Hansen: Common risks associated with provisional patent applications are two sides of the same coin, including too little or too much information. People often think of provisional patent applications as informal shortcuts. But a provisional patent application serves the purpose of establishing priority only if it includes enough information to enable another person to make and use the invention. The provisional application is ineffective if it fails to meet this standard. On the other hand, including more information than necessary can destroy trade secret protection for valuable know-how and other information related to the invention but not required to support patent claims. Striking the right balance of disclosure when the provisional application is filed is critical to optimizing holistic protection for a company’s public and confidential IP.

Q: What’s driving the increased interest in music IP?

Altman: The investment marketplace is realizing that music IP is a stable investment asset with a lot of growth potential. Music IP is no longer considered an alternative investment, as it behaves like an annuity because of its earnings predictability and low volatility, and as a result, it has attracted all of the high-stakes private equity funds that are interested in deploying assets into this space. In a broader sense, there is also more interest because of the high quality of music catalogs that are being transacted. Newsworthy catalogs from big-name artists are bound to spark interest in the space.

“From a big-picture perspective, litigation finance is a win for investors, a win for patent owners, and a win for a legal system that depends on a healthy balance between parties to produce just outcomes.”

— Shawn Hansen

Q: What are some of the most common mistakes that businesses make when it comes to intellectual property?

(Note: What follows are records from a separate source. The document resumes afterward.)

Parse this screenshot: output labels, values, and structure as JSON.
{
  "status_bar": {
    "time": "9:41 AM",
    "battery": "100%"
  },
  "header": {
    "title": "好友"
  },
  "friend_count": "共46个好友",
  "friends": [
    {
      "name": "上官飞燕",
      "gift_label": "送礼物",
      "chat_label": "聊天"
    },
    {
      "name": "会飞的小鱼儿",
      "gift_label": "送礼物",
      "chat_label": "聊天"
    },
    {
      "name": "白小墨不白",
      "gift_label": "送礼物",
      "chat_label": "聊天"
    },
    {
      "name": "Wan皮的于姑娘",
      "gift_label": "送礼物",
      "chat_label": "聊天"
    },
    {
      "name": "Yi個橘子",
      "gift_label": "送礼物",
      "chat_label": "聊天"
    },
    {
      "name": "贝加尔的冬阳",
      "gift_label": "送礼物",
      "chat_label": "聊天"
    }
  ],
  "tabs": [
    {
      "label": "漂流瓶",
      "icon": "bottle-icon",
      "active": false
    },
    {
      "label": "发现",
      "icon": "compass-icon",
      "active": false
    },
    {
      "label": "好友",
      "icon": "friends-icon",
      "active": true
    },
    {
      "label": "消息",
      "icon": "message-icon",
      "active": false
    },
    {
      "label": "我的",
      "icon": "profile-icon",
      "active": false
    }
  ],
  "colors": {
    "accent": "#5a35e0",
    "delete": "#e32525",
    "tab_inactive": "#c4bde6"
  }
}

Hansen: When working to protect IP, the speed and sequence of a business’s actions are crucial. Sharing information with investors or business partners before (or without) entering into a non-disclosure agreement can destroy valuable trade secrets. Waiting too long to file a patent or trademark application can doom an application that would have been granted if filed sooner. Failing to promptly address ownership of creative work by contractors can end with the contractors owning the copyright for valuable assets like computer source code. Neglecting to clear new products and brands with IP counsel before launch can lead to costly litigation, damages liability, and forced changes to business strategy. In virtually all cases, it is more effective and less expensive to address IP issues sooner rather than later.